In 2017, it was claimed that former lead presenter Jon Snow joined in a chant of ‘F*** The Tories’ while attending the Glastonbury festival and in 2019 there was a groveling apology after the veteran presenter said he had ‘never seen so many white people in one place’ while reporting on a pro-Brexit rally.
And after an attack on two gay women on a London bus, a reporter was accused of ‘coaxing’ the couple into blaming Boris Johnson for the homophobic crime and saying that he was ‘not fit to lead the UK’.
In 2019 Ofcom rejected a Conservative complaint over Channel 4’s use of an ice sculpture to stand in for the PM during a debate on climate change, after a subtitler mistakenly reported him saying ‘people of colour’ when he said ‘people of talent’ at a rally.
From the outset, Channel 4 was also obliged to obtain ‘a substantial proportion’ of its programs from independent producers. It was funded by advertising and sponsorship deals
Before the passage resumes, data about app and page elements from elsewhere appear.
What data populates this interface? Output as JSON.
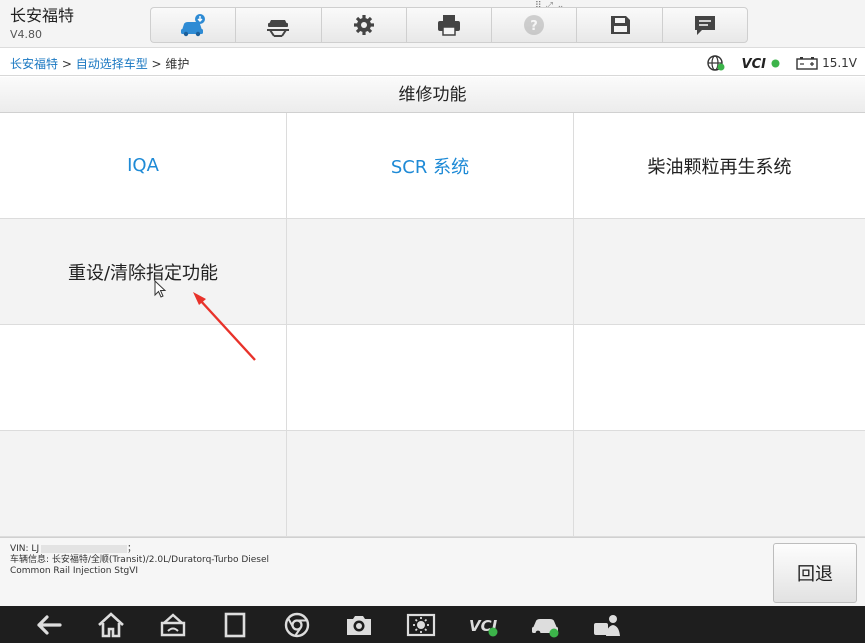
{
  "app": {
    "title": "长安福特",
    "version": "V4.80"
  },
  "toolbar": {
    "items": [
      {
        "name": "vehicle-diagnose",
        "icon": "car-cloud-icon"
      },
      {
        "name": "vehicle-lift",
        "icon": "car-lift-icon"
      },
      {
        "name": "settings",
        "icon": "gear-icon"
      },
      {
        "name": "print",
        "icon": "printer-icon"
      },
      {
        "name": "help",
        "icon": "help-icon"
      },
      {
        "name": "save",
        "icon": "save-icon"
      },
      {
        "name": "message",
        "icon": "message-icon"
      }
    ]
  },
  "breadcrumb": {
    "items": [
      "长安福特",
      "自动选择车型",
      "维护"
    ],
    "separator": " > "
  },
  "status": {
    "vci": "VCI",
    "voltage": "15.1V"
  },
  "section": {
    "title": "维修功能"
  },
  "functions": [
    {
      "label": "IQA",
      "color": "blue"
    },
    {
      "label": "SCR 系统",
      "color": "blue"
    },
    {
      "label": "柴油颗粒再生系统",
      "color": "dark"
    },
    {
      "label": "重设/清除指定功能",
      "color": "dark"
    },
    {
      "label": "",
      "color": "dark"
    },
    {
      "label": "",
      "color": "dark"
    },
    {
      "label": "",
      "color": "dark"
    },
    {
      "label": "",
      "color": "dark"
    },
    {
      "label": "",
      "color": "dark"
    },
    {
      "label": "",
      "color": "dark"
    },
    {
      "label": "",
      "color": "dark"
    },
    {
      "label": "",
      "color": "dark"
    }
  ],
  "footer": {
    "vin_label": "VIN: LJ",
    "vin_suffix": "；",
    "vehicle_info": "车辆信息: 长安福特/全顺(Transit)/2.0L/Duratorq-Turbo Diesel",
    "engine_info": "Common Rail Injection StgVI",
    "back_label": "回退"
  },
  "navbar": {
    "items": [
      "back-icon",
      "home-icon",
      "android-icon",
      "recent-apps-icon",
      "chrome-icon",
      "camera-icon",
      "brightness-icon",
      "vci-icon",
      "car-check-icon",
      "remote-expert-icon"
    ]
  },
  "colors": {
    "accent": "#1e8ad6",
    "link": "#1a78c2",
    "arrow": "#e8322a"
  }
}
The channel is also known for its programming for young people and ‘property porn’ shows such as Grand Designs and Location, Location, Location.
It is also home of the Great British Bake Off and known for its groundbreaking drama. Recent show It’s A Sin was lauded for its portrayal of the HIV/AIDS crisis in the 1980s.
Channel 4 is commercially funded. It raised revenues of £985million in 2019, but a pre-tax loss of £26million.
Selling Channel 4 could be seen as something of an easy win for the Government, as it seeks to find new savings.
The taxpayer has a 100 per cent shareholding in Channel 4 but relatively few viewers are even aware that it is state-owned.
Channel 4’s original female presenters are seen above. Left to right: Dr Linda Barrett Cathy Hytner, Beverley Isherwood and Carol Vorderman
On its first day, the channel also broadcast soap opera Brookside, which was created by Phil Redmond
A studio is seen being prepared shortly before the launch of Channel 4 in November 1982
When proposals to privatize the channel were first raised in 1988, Mrs Thatcher rejected them over fears the broadcaster would be forced to abandon its public service remit.
After a series of meetings over the issue, Mrs Thatcher decided that commercial pressures faced by the newly privatized channel would mean its role in catering for underserved audiences and taking risks with new programs would be threatened.
A minute of the meeting that was revealed in Government papers last year read: ‘It was extremely doubtful whether the Channel’s distinctive remit would be sustained by a profit-driven organization in a highly competitive climate.’
The committee chaired by Mrs Thatcher had also warned that the Government would be vulnerable to a defeat if the privatization was put to a vote in Parliament.
More recent shows, including the likes of Naked Attraction (pictured) and Sex Box, have attracted criticism from some viewers for allegedly being inappropriate